It won’t be like it was 10 or 20 years ago, when the alliance between Tel Aviv and Ankara represented the main concentration of power in the Middle East. Nonetheless, the reconciliation, which was signed Tuesday, will not only put an end to a fracture started six years ago when an Israeli commando approached a naval convoy belonging to the “Freedom Flotilla” with humanitarian aid for Gaza in international waters and killed passengers on the Mavi Marmara ferry. The peace between Erdogan, the Turkish leader, and Netanyahu, the Israeli premier, means also that the two Countries are in lockstep on key issues, from the war in Syria, to “containing” Iran, to the security and use of natural resources (gas).

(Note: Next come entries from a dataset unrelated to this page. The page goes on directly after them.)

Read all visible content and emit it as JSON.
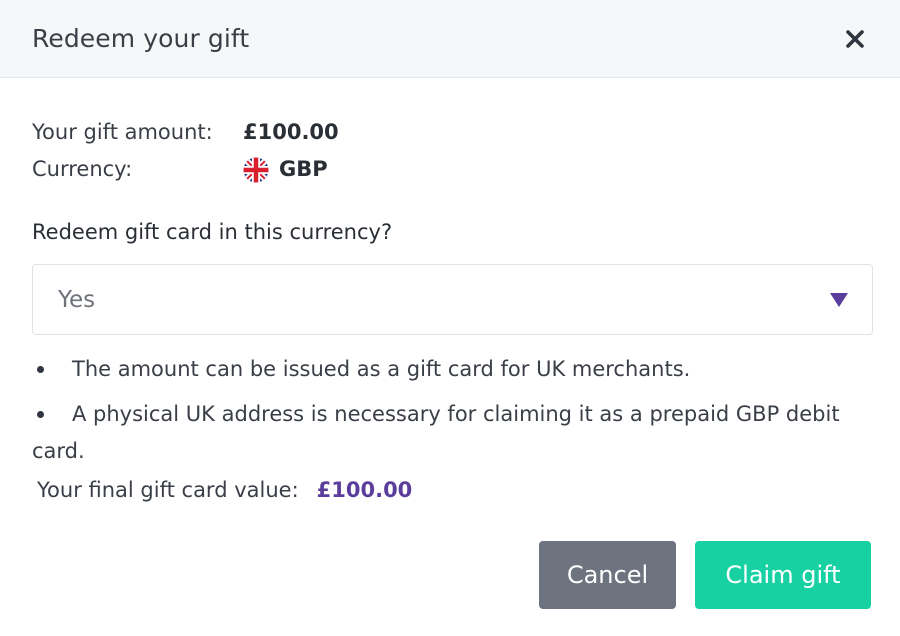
{
  "dialog": {
    "title": "Redeem your gift",
    "close_icon": "close-icon"
  },
  "info": {
    "amount_label": "Your gift amount:",
    "amount_value": "£100.00",
    "currency_label": "Currency:",
    "currency_value": "GBP",
    "currency_flag_icon": "uk-flag-icon"
  },
  "question": "Redeem gift card in this currency?",
  "select": {
    "value": "Yes",
    "arrow_icon": "triangle-down-icon"
  },
  "notes": [
    "The amount can be issued as a gift card for UK merchants.",
    "A physical UK address is necessary for claiming it as a prepaid GBP debit card."
  ],
  "final": {
    "label": "Your final gift card value:",
    "value": "£100.00"
  },
  "buttons": {
    "cancel": "Cancel",
    "claim": "Claim gift"
  },
  "colors": {
    "header_bg": "#f5f7f8",
    "accent_purple": "#5b3d9b",
    "cancel_bg": "#6d7480",
    "claim_bg": "#18d1a3"
  }
}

They will also go back to carrying out joint military drills, Globes, the Israeli economic newspaper, reported Monday. The agreement with Turkey is “strategically important,” Netanyahu commented during a press conference in Rome where, between Sunday and Monday, he met John Kerry, the U.S. Secretary of State, and Renzi, the Italian Prime Minister.
After six years, the Israeli Prime Minister emerges victorious from the long-lasting dispute with Ankara. He certainly had to give up on compensations ($20 million) for the families of the victims of the Mavi Marmara, a step which has irritated not a few people in his right-wing majority. And, under American pressure, a short while ago, he reluctantly asked Erdogan forgiveness on behalf of his country for the murder of the 10 passengers.